After the 5th or 7th day, the rice wash would become cloudy even frothy at the surface and it will smell sour. Trust me, it will! I smelled it and phewey! Strain the water, we only need the liquid. Mix 1 part of this liquid with 10 parts Milk. For my experiment, I used 1 litre of Milk and mixed with 100ml of rice wash (1000ml : 100ml). Again, let this mixture ferment for 5 to 7 days.

Milk will eventually get saturated, thus eliminating the other microbes leaving only pure Lactobacillus. Gil said that carbohydrate, protein and fat will float to the surface and there'll be a yellow liquid. Collect the yellow liquid. Farmers have a fancy term for this liquid, they call it The Serum.

Abang Mat has suggested that I add Yakult for the fermentation of the rice wash and milk. For some reason, non of the stores in my town carries Yakult, only found Vitagen. I guess it's the same. It contains Lactobacillus Acidophilus.

Source : http://www.healthyjunkie.com/view/14646/Acidophilus
L. Acidophilus (acid loving milk bacteria) is a beneficial microbe that exists naturally in our mouth, gastrointestinal tract and vagina (well, I don't have a vagina). However, the taking of antibiotic or the application of certain cream on the vagina would decimate their population. In which case, you are to head to your nearest store and gulp a bottle of Yakult or Vitagen to repopulate these microbes in your system.

Is it good to have these things swimming in your vagina? Apparently so, their presence keep yeast infection of the vagina at bay. Hmmm... come to think of it, I think ancient culture had known of the benefits of these microbes long before we invented microscope. I mean, why or how could anyone thought of coming up with the idea for that leisure past time they call Oral Sex?? In which case, if Oral Sex is beneficial to our health, shouldn't it be made legal in La Malaisie?       

Uh? Why are we talking about vagina and oral sex? Moving on. Anyway, I think I would just add some Vitagen in my milk concoction just to give my serum a jump start. Read Prof. Higa studies on Effective Microorganisms here.

What to do with the Serum?

According to Gil, you can store it in the refrigerator until you are ready to use it or you can mix it with molasses. If you mix it with the molasses, you can keep the serum at room temperature but no direct sunlight please. The ratio for serum and molasses? 1:1 but you can add more molasses to your heart's content. The molasses is actually food for the microbes, so there's no harm providing more than enough, it just means more food for them.
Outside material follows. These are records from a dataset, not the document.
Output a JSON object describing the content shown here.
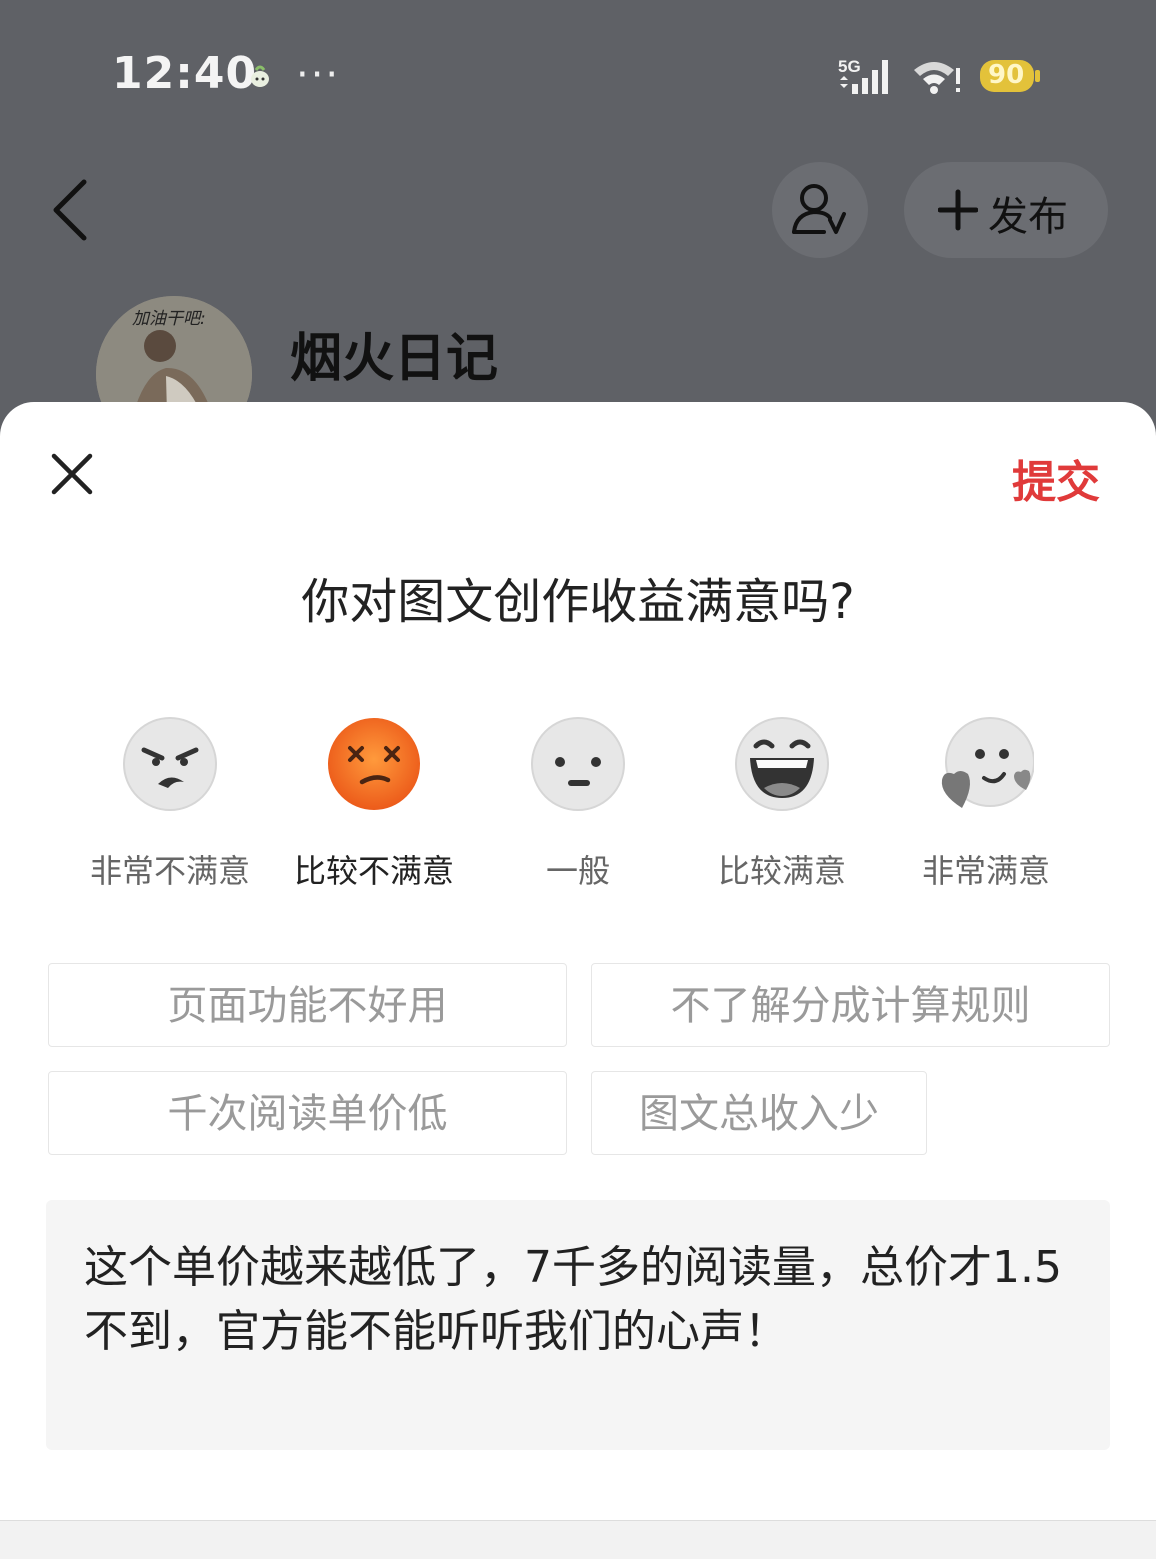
{
  "status_bar": {
    "time": "12:40",
    "dots": "···",
    "network": "5G",
    "battery": "90",
    "icons": [
      "sprite-icon",
      "signal-icon",
      "wifi-icon",
      "battery-icon"
    ]
  },
  "header": {
    "follow_icon": "user-follow-icon",
    "publish_label": "发布",
    "publish_icon": "plus-icon"
  },
  "profile": {
    "avatar_text": "加油干吧:",
    "name": "烟火日记"
  },
  "survey": {
    "submit_label": "提交",
    "question": "你对图文创作收益满意吗?",
    "ratings": [
      {
        "label": "非常不满意",
        "icon": "angry-face-icon",
        "selected": false
      },
      {
        "label": "比较不满意",
        "icon": "dizzy-face-icon",
        "selected": true
      },
      {
        "label": "一般",
        "icon": "neutral-face-icon",
        "selected": false
      },
      {
        "label": "比较满意",
        "icon": "laughing-face-icon",
        "selected": false
      },
      {
        "label": "非常满意",
        "icon": "hearts-face-icon",
        "selected": false
      }
    ],
    "reasons": [
      "页面功能不好用",
      "不了解分成计算规则",
      "千次阅读单价低",
      "图文总收入少"
    ],
    "comment": "这个单价越来越低了，7千多的阅读量，总价才1.5不到，官方能不能听听我们的心声！"
  },
  "colors": {
    "accent": "#e03a3a",
    "selected_face": "#f57a1f",
    "overlay": "#5f6166"
  }
}
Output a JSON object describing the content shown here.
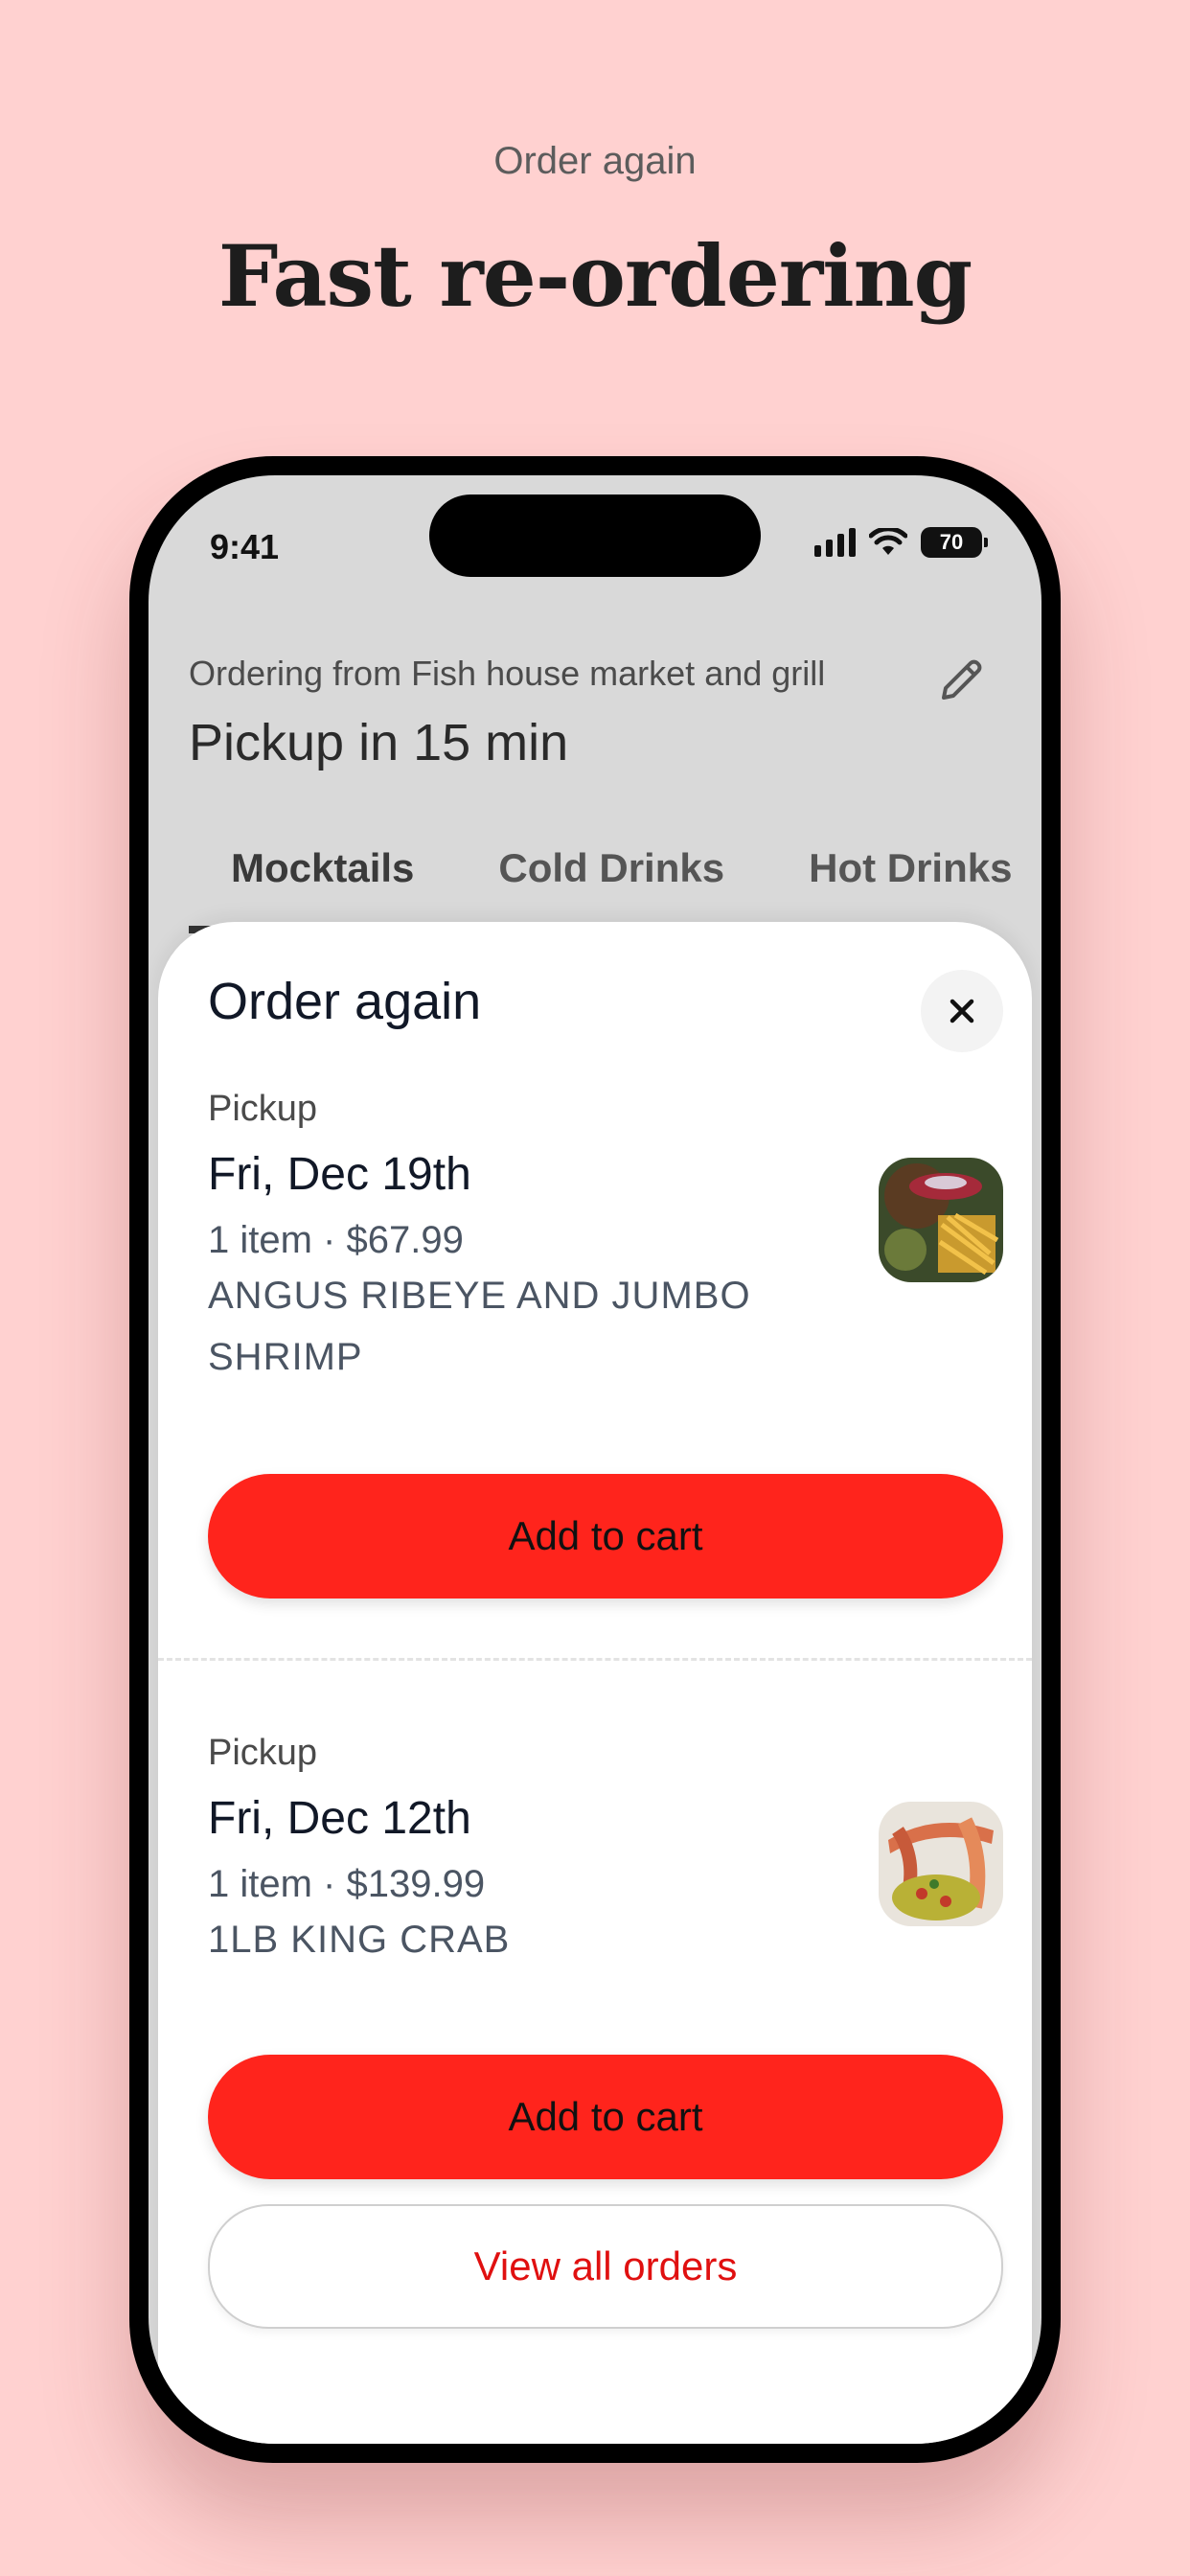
{
  "promo": {
    "eyebrow": "Order again",
    "headline": "Fast re-ordering"
  },
  "status_bar": {
    "time": "9:41",
    "battery": "70",
    "icons": [
      "signal-icon",
      "wifi-icon",
      "battery-icon"
    ]
  },
  "header": {
    "ordering_from": "Ordering from Fish house market and grill",
    "pickup_time": "Pickup in 15 min",
    "edit_icon": "pencil-icon"
  },
  "tabs": [
    {
      "label": "Mocktails",
      "active": true
    },
    {
      "label": "Cold Drinks",
      "active": false
    },
    {
      "label": "Hot Drinks",
      "active": false
    }
  ],
  "sheet": {
    "title": "Order again",
    "close_icon": "close-icon",
    "orders": [
      {
        "type": "Pickup",
        "date": "Fri, Dec 19th",
        "meta": "1 item · $67.99",
        "items": "ANGUS RIBEYE AND JUMBO SHRIMP",
        "add_label": "Add to cart"
      },
      {
        "type": "Pickup",
        "date": "Fri, Dec 12th",
        "meta": "1 item · $139.99",
        "items": "1LB KING CRAB",
        "add_label": "Add to cart"
      }
    ],
    "view_all_label": "View all orders"
  },
  "colors": {
    "background": "#FFD1D0",
    "accent": "#FF241C",
    "link": "#E01010"
  }
}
How to apply the Serum to the soil?

Mix 1 part serum and 20 parts water (1:20), again, do not use water with chlorine. This will be your EM mixture. If you think you want to bottle it and keep for a few days, then adding molasses would not be a bad idea. The microbes need food.

Take 2 to 4 tablespoon of the mixture and mix them with about 4 litres of water(no chlorine) spray the mixture to your soil to propagate them with these beneficial microbes. The idea is to populate your soil with more LAB. Soon they would overwhelm the population of bad microbes and deprive them of food, eventually the bad microbes would just wither away. Hence, keeping your soil disease free.

You can also spray the mixture on your compost to help with the break down of organic matter. These microbes also help release the nutrients in your soil for your plant's uptake. Continue to feed your microbes by doing some mulching. It's pointless to spray them with these microbes if there's no food in your soil.

Some people suggested spraying this mixture to the leafs of plants to help intake of plant food via foliar but I've my reservations on this because I read somewhere that this mixture could cause leaf burns and I think some of my plants did get leaf burns when I accidentally sprayed on them.

Like everything else in the internet, digest and apply what I have written here with your own discretion. If you think you want to try this, do it at your own risks. It worked for me but I can't guarantee the same for you. However, by and large, a number of farmers attest to the effectiveness of these microbes.

Happy Farming!

Related Posts Plugin for WordPress, Blogger...